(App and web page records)
────────────────────

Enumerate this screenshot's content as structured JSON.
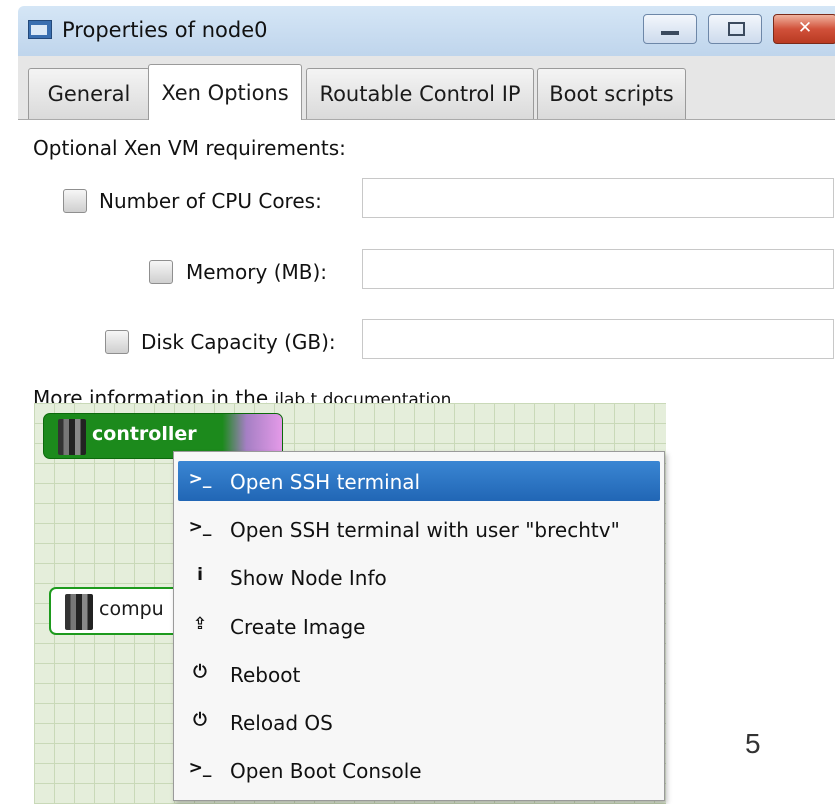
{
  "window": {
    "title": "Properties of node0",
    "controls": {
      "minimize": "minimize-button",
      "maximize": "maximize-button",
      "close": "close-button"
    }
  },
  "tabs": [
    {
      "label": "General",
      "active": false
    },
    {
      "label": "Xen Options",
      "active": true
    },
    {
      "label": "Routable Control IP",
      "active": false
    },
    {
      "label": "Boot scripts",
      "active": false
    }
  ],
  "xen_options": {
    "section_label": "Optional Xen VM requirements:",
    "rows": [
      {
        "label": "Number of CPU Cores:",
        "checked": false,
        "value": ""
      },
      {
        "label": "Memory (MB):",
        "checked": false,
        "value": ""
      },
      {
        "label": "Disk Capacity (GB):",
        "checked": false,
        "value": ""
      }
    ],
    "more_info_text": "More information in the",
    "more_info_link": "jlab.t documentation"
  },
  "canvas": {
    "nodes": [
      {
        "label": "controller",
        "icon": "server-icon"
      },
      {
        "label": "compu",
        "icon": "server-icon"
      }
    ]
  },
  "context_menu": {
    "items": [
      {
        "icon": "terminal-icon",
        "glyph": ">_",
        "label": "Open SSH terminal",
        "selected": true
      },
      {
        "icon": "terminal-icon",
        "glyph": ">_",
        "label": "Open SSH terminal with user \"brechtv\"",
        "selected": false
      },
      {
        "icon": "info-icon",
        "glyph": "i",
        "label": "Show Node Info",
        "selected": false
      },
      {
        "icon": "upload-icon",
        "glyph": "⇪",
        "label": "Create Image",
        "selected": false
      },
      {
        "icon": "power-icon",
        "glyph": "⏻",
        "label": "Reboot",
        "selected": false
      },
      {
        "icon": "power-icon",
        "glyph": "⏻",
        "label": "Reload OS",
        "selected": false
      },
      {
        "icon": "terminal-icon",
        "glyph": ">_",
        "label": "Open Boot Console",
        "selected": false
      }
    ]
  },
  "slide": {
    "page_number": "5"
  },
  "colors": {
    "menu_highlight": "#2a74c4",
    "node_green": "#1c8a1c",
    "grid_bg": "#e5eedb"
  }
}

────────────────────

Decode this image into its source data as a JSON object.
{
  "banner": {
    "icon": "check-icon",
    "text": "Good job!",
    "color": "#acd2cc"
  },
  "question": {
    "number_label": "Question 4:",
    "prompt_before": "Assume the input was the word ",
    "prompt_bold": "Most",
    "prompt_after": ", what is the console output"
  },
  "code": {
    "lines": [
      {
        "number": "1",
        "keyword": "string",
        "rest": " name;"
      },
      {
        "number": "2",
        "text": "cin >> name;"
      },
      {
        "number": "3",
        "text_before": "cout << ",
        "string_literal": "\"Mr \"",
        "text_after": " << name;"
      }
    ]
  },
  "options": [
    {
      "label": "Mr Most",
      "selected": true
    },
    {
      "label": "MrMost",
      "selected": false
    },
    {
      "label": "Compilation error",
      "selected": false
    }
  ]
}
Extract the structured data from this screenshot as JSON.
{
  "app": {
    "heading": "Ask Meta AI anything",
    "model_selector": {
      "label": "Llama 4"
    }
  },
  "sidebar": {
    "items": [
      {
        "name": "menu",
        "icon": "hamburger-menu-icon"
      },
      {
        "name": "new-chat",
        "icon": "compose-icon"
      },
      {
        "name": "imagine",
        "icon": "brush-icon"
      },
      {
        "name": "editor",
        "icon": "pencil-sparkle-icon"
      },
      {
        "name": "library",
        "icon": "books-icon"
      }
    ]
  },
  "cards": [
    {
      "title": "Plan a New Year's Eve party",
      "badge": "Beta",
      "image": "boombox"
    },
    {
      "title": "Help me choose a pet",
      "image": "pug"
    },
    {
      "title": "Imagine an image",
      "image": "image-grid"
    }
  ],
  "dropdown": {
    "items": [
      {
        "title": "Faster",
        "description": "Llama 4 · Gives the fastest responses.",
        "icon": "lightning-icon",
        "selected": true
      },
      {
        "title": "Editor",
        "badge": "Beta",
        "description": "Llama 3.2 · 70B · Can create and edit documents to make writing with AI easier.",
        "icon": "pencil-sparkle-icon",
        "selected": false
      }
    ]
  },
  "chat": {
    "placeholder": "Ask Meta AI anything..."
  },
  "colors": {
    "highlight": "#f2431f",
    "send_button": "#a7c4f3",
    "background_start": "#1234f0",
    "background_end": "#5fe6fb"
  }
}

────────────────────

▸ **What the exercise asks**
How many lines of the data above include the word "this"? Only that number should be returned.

▸ **Exercise solution**
3